- Exercise instructions -
Print all of the records below again without a single difference.

******

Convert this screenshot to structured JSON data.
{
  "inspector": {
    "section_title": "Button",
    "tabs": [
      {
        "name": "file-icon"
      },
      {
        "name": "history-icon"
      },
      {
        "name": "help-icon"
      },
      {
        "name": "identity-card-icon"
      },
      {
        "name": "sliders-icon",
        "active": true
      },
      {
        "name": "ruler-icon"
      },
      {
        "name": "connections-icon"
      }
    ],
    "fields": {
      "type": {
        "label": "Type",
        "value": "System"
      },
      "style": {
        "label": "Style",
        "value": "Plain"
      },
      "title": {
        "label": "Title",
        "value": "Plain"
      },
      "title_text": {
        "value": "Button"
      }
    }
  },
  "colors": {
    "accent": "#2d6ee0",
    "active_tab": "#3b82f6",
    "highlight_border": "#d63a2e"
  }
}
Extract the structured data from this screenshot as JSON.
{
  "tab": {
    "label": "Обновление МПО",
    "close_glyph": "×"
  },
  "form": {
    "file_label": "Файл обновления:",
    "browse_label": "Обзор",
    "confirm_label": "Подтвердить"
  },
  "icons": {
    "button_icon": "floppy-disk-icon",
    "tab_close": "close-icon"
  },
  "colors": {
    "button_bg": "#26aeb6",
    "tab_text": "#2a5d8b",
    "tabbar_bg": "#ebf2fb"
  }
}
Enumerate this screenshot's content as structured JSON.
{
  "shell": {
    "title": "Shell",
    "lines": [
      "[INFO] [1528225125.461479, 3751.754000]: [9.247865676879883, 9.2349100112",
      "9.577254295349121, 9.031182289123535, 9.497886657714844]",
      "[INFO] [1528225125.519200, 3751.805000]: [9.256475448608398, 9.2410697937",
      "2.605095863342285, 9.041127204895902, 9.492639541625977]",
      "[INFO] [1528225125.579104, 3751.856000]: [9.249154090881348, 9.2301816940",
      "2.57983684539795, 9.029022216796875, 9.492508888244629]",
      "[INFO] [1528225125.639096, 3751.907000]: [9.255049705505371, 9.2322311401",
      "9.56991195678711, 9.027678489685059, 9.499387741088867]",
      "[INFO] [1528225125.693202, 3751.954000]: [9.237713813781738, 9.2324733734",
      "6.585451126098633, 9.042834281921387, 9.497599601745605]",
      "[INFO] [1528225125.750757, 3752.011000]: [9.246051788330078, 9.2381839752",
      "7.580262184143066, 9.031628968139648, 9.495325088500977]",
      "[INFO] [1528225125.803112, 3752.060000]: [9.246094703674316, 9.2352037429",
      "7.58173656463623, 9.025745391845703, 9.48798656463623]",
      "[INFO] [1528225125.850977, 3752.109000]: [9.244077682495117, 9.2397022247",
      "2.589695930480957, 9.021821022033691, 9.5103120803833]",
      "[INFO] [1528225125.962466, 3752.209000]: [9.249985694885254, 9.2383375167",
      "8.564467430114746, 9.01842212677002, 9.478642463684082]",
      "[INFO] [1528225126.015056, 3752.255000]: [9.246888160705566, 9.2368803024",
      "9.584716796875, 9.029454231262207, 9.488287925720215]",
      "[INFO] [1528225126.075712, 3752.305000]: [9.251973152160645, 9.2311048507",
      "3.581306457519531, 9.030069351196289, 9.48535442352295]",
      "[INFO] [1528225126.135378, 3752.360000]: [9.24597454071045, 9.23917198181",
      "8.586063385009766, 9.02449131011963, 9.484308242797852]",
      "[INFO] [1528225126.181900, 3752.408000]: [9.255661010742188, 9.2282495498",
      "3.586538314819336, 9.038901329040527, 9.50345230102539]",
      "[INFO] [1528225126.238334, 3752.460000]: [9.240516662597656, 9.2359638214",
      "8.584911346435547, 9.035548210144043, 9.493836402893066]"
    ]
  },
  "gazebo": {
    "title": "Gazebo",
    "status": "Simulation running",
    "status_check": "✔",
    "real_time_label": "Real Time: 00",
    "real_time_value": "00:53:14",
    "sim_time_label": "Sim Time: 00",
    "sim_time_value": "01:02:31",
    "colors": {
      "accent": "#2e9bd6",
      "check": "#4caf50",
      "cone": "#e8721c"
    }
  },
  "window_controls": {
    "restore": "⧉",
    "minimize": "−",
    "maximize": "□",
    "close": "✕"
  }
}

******

- Exercise solution -
Convert this screenshot to structured JSON data.
{
  "inspector": {
    "section_title": "Button",
    "tabs": [
      {
        "name": "file-icon"
      },
      {
        "name": "history-icon"
      },
      {
        "name": "help-icon"
      },
      {
        "name": "identity-card-icon"
      },
      {
        "name": "sliders-icon",
        "active": true
      },
      {
        "name": "ruler-icon"
      },
      {
        "name": "connections-icon"
      }
    ],
    "fields": {
      "type": {
        "label": "Type",
        "value": "System"
      },
      "style": {
        "label": "Style",
        "value": "Plain"
      },
      "title": {
        "label": "Title",
        "value": "Plain"
      },
      "title_text": {
        "value": "Button"
      }
    }
  },
  "colors": {
    "accent": "#2d6ee0",
    "active_tab": "#3b82f6",
    "highlight_border": "#d63a2e"
  }
}
Extract the structured data from this screenshot as JSON.
{
  "tab": {
    "label": "Обновление МПО",
    "close_glyph": "×"
  },
  "form": {
    "file_label": "Файл обновления:",
    "browse_label": "Обзор",
    "confirm_label": "Подтвердить"
  },
  "icons": {
    "button_icon": "floppy-disk-icon",
    "tab_close": "close-icon"
  },
  "colors": {
    "button_bg": "#26aeb6",
    "tab_text": "#2a5d8b",
    "tabbar_bg": "#ebf2fb"
  }
}
Enumerate this screenshot's content as structured JSON.
{
  "shell": {
    "title": "Shell",
    "lines": [
      "[INFO] [1528225125.461479, 3751.754000]: [9.247865676879883, 9.2349100112",
      "9.577254295349121, 9.031182289123535, 9.497886657714844]",
      "[INFO] [1528225125.519200, 3751.805000]: [9.256475448608398, 9.2410697937",
      "2.605095863342285, 9.041127204895902, 9.492639541625977]",
      "[INFO] [1528225125.579104, 3751.856000]: [9.249154090881348, 9.2301816940",
      "2.57983684539795, 9.029022216796875, 9.492508888244629]",
      "[INFO] [1528225125.639096, 3751.907000]: [9.255049705505371, 9.2322311401",
      "9.56991195678711, 9.027678489685059, 9.499387741088867]",
      "[INFO] [1528225125.693202, 3751.954000]: [9.237713813781738, 9.2324733734",
      "6.585451126098633, 9.042834281921387, 9.497599601745605]",
      "[INFO] [1528225125.750757, 3752.011000]: [9.246051788330078, 9.2381839752",
      "7.580262184143066, 9.031628968139648, 9.495325088500977]",
      "[INFO] [1528225125.803112, 3752.060000]: [9.246094703674316, 9.2352037429",
      "7.58173656463623, 9.025745391845703, 9.48798656463623]",
      "[INFO] [1528225125.850977, 3752.109000]: [9.244077682495117, 9.2397022247",
      "2.589695930480957, 9.021821022033691, 9.5103120803833]",
      "[INFO] [1528225125.962466, 3752.209000]: [9.249985694885254, 9.2383375167",
      "8.564467430114746, 9.01842212677002, 9.478642463684082]",
      "[INFO] [1528225126.015056, 3752.255000]: [9.246888160705566, 9.2368803024",
      "9.584716796875, 9.029454231262207, 9.488287925720215]",
      "[INFO] [1528225126.075712, 3752.305000]: [9.251973152160645, 9.2311048507",
      "3.581306457519531, 9.030069351196289, 9.48535442352295]",
      "[INFO] [1528225126.135378, 3752.360000]: [9.24597454071045, 9.23917198181",
      "8.586063385009766, 9.02449131011963, 9.484308242797852]",
      "[INFO] [1528225126.181900, 3752.408000]: [9.255661010742188, 9.2282495498",
      "3.586538314819336, 9.038901329040527, 9.50345230102539]",
      "[INFO] [1528225126.238334, 3752.460000]: [9.240516662597656, 9.2359638214",
      "8.584911346435547, 9.035548210144043, 9.493836402893066]"
    ]
  },
  "gazebo": {
    "title": "Gazebo",
    "status": "Simulation running",
    "status_check": "✔",
    "real_time_label": "Real Time: 00",
    "real_time_value": "00:53:14",
    "sim_time_label": "Sim Time: 00",
    "sim_time_value": "01:02:31",
    "colors": {
      "accent": "#2e9bd6",
      "check": "#4caf50",
      "cone": "#e8721c"
    }
  },
  "window_controls": {
    "restore": "⧉",
    "minimize": "−",
    "maximize": "□",
    "close": "✕"
  }
}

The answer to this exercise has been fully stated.